MTB – MAG – We recently started using a set of the Michelin Wild Rock’r 2 and have been blown away. That was a project you worked on, correct? Without giving too much away, are there any other cool products that we should look out for which you’ve helped co-develop?
Fabien – Development is something I’ve always been passionate about. The work we’ve been doing with Michelin was exciting because there is so much knowledge coming from other sports like F1, Road racing, motocross, enduro moto, etc. So much experience and knowledge in other fields really helped develop the range of product we made in the last 3 years. At the moment as you’ve seen with Canyon I’d been working on that for the last year and a half. For sure it’s something I love to do and there will be more projects in the future, but I need to take a breath here before any new products come out that I help develop.

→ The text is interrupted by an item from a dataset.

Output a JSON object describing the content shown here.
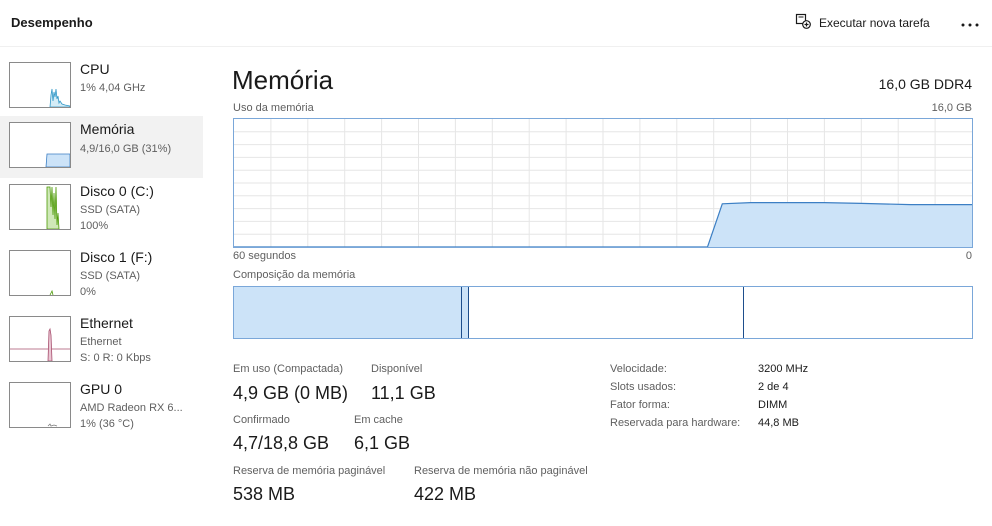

MTB – MAG – Regardless of the fact that you no longer race downhill, we wanted to pick your brain on DH bikes. They seem to be really coming into their own. They are a bit less stratified from brand to brand and team to team nowadays. Do you think that in general the manufacturers have finally found a sweet spot where racers are happy with geometry and suspension? If so, do you think this is a contributing factor in the racing getting tighter?
Fabien – For sure, DH was the Formula One of mountain bike racing for years now and a huge platform for development with suspension, geometry, damping, etc. It is true that for the moment everything is getting pretty much set and that there is no major evolution going on right now. For sure this contributes strongly to having tighter racing. With everyone having similar products as well as athletic capacities in terms of physical and technical skills. Everyone is at their optimum level which makes racing super interesting at the moment. On my side I believe there is still a lot that needs to be done in the evolution of MTB. As technology gets better in all aspects I think it’s good for things to continue to go ahead – it’s good for the market, the industry, and for sure the speed of the racers.
MTB – MAG -Last question – should you recover well before EWS starts up again for 2015, what plans do you have in between? Any cool events in the off season we might be able to catch up with you at?
Fabien – At the moment I am dedicated to recovering fully. My plans for racing, development and testing are very uncertain for the time being. There are all sorts of ideas in my head regarding what needs to be done, but most importantly I’m focused on what needs to be done to recover and to be able to have a strong back and get back on the bike and race, or at least ride and test products for fun. We live in a beautiful community and we’re part of a fantastic sport- the only thing I can say is that I can’t wait to get back in it.
MTB – MAG – Thank you for taking the time to chat with us Fabien. We’re all pulling for you and wishing you a full and speedy recovery. It will be great to see you on the the bike and look forward to you return!
Photos: Markus Greber